The Vatican’s United Nations (UN) nuncio called on world leaders on July 10 to make “action-oriented commitments” to accomplish the goal of “getting to zero and staying at zero” regarding outbreaks of Ebola.
Archbishop Bernardito Auza said the world risks complacency if nations do not make “tangible progress in the strengthening and preparedness of health systems to avoid future outbreaks.”
The Vatican’s permanent representative to the United Nations made the comment during the International Ebola Recovery Conference and Technical Consultation held on July 9-10 at the UN. He noted the conference had set a “zero” goal for Ebola outbreaks.
He said the Catholic Church continues “to provide significant resources” to “enhance and expand” programmes of Catholic-related institutions in Liberia, Sierra Leone and Guinea, the three main countries affected by the disease.
Archbishop Auza noted a new death attributed to Ebola in Liberia as further evidence the problem has not been eradicated. That death, he said, occurred about 45 days after “the country had been declared Ebola free”.
Pope Francis has spoken often of the Church’s “close solidarity with those affected by this epidemic.”

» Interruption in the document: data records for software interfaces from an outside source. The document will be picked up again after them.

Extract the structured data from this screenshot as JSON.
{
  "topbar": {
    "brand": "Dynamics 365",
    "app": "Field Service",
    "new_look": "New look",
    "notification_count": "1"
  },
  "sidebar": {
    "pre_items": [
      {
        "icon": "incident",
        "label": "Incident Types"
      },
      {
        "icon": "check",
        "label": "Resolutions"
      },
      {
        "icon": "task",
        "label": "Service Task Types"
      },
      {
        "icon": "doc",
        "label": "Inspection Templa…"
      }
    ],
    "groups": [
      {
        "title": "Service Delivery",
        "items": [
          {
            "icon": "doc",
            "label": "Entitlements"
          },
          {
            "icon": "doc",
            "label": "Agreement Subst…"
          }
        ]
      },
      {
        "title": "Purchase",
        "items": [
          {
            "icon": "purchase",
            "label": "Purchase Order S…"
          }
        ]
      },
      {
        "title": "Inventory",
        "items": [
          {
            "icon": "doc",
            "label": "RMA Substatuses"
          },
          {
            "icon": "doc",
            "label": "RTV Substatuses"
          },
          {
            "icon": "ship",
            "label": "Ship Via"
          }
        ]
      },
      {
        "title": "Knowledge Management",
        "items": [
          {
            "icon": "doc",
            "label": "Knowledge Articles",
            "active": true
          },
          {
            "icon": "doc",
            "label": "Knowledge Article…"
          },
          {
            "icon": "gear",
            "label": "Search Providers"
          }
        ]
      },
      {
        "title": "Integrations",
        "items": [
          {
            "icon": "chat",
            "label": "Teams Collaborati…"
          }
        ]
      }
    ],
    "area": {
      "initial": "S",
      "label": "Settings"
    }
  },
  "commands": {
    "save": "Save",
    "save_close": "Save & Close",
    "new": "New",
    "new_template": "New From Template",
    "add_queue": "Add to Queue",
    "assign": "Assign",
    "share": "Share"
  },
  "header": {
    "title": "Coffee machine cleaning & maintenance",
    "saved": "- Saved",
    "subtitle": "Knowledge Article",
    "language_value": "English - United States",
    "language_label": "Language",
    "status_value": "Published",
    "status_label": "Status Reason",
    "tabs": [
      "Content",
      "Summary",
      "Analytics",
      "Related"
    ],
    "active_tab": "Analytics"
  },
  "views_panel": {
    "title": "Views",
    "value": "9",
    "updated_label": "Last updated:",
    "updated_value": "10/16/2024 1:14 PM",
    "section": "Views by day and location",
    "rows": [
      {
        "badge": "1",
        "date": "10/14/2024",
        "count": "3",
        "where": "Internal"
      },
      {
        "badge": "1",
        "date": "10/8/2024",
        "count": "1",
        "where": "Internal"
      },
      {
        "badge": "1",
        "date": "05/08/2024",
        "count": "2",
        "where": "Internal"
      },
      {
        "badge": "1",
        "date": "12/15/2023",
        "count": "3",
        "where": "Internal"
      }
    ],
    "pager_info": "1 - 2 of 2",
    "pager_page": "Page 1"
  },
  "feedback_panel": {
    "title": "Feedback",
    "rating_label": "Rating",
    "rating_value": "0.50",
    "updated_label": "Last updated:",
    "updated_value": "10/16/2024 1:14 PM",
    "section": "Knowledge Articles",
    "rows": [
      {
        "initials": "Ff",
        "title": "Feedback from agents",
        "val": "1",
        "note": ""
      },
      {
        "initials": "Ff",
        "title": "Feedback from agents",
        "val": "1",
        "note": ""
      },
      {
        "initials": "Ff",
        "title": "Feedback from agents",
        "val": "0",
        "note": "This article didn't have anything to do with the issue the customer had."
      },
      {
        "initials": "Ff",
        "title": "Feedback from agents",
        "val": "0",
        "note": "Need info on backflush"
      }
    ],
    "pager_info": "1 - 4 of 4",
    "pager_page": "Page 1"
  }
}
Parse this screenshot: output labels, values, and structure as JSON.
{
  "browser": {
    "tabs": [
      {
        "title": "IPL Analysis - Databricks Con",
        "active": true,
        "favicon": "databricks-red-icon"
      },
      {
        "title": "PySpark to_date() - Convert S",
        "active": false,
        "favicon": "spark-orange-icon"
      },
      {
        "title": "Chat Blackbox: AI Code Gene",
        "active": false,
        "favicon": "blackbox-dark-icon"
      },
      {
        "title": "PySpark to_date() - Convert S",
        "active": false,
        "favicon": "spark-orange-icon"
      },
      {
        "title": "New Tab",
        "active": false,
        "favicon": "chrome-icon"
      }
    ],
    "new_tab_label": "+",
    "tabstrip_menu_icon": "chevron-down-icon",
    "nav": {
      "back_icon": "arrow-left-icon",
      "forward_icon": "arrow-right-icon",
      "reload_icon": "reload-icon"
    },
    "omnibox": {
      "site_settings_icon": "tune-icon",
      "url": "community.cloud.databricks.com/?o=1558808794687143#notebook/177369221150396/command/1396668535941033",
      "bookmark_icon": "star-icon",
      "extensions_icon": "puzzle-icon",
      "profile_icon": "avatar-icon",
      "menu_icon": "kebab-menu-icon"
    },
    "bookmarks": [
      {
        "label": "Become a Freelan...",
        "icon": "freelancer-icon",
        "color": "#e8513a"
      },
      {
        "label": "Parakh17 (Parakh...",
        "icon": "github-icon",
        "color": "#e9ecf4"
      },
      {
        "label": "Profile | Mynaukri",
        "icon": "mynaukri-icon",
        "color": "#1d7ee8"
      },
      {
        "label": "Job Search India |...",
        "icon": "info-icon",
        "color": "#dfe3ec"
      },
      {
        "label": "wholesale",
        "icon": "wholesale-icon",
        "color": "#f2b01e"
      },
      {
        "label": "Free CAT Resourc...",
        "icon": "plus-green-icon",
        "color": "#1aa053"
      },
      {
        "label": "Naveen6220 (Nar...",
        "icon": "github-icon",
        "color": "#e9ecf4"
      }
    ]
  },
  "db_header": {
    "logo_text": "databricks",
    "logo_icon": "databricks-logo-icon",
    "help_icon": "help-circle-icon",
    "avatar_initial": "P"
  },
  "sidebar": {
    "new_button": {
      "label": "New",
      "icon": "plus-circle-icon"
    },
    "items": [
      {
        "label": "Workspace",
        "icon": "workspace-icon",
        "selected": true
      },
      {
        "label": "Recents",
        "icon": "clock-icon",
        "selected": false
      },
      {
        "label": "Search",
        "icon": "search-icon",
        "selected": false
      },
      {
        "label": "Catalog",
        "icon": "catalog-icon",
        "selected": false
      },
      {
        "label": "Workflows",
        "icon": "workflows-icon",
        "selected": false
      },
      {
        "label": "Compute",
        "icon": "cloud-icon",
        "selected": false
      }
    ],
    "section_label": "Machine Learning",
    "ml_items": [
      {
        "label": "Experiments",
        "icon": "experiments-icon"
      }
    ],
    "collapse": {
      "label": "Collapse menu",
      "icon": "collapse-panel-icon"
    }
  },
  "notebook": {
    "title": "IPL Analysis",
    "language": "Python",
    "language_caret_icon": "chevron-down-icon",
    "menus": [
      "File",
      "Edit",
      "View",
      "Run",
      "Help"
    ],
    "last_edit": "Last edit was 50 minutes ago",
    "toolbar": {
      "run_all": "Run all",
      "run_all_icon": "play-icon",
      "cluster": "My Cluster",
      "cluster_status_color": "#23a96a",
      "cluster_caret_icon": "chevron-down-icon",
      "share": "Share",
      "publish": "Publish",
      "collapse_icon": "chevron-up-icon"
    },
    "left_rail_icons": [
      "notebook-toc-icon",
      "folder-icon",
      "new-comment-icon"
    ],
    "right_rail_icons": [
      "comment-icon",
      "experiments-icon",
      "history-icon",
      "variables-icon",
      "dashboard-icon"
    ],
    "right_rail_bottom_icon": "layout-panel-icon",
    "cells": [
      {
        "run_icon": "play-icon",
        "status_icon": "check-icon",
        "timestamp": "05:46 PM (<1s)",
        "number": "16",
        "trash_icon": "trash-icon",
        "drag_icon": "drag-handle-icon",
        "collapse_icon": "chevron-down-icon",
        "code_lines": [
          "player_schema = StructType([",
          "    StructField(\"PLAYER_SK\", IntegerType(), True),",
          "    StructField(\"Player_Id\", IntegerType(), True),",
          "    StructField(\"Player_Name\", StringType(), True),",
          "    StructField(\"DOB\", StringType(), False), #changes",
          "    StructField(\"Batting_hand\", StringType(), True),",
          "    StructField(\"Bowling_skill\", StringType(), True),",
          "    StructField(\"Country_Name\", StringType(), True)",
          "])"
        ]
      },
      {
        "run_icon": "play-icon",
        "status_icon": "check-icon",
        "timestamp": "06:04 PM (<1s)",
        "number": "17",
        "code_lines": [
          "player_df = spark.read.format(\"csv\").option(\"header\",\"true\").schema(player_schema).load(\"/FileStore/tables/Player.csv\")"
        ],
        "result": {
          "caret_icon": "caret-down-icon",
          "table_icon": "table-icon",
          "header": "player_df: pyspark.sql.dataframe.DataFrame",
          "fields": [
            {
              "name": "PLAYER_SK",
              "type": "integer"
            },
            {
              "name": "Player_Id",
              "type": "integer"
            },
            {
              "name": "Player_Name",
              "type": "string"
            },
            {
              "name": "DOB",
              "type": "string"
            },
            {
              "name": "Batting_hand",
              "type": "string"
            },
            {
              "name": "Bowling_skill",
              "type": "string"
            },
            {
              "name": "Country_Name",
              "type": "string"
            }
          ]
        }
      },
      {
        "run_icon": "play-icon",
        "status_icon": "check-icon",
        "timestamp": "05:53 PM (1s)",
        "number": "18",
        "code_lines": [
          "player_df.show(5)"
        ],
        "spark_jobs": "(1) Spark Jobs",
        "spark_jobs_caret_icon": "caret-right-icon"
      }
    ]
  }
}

The Pontiff himself has granted more than $550,000 to initiatives to address Ebola.
In an address to members of the diplomatic corps, Pope Francis “mentioned the sick who are so often cast aside and marginalised, including, in particular, Ebola victims,” said Archbishop Auza.
The Pope, he noted, appealed “to the entire international community to provide adequate humanitarian assistance to patients and to make concerted efforts to combat the disease.”
“These communities strongly opposed discrimination against those who recovered from the illness and children who have been orphaned by the Ebola-related deaths of their parents, while actively working for their reintegration into their families and communities,” he told the UN conference. “They have also promoted safe and dignified burial practices.”
Archbishop Auza said the Vatican pledged $20,000 to support national and regional Ebola recovery strategies.
Having been unable to sell in churches for well over a year due to the pandemic, we are now inviting readers to support the Herald by investing in our future. We have been a bold and influential voice in the church since 1888, standing up for traditional Catholic culture and values.
Please join us on our 130 year mission by supporting us. We are raising £250,000 to safeguard the Herald as a world-leading voice in Catholic journalism and teaching. For more information from our chairman on contributing to the Herald Patron's Fund, click here
Make a Donation
Donors giving £500 or more will automatically become sponsor patrons of the Herald. This includes two complimentary print/digital gift subscriptions, invitations to Patron events, pilgrimages and dinners, and 6 gift subscriptions sent to priests, seminaries, Catholic schools, religious care homes and prison and university chaplaincies. Click here for more information on becoming a Patron Sponsor. Click here for more information about contributing to the Herald Patron's Fund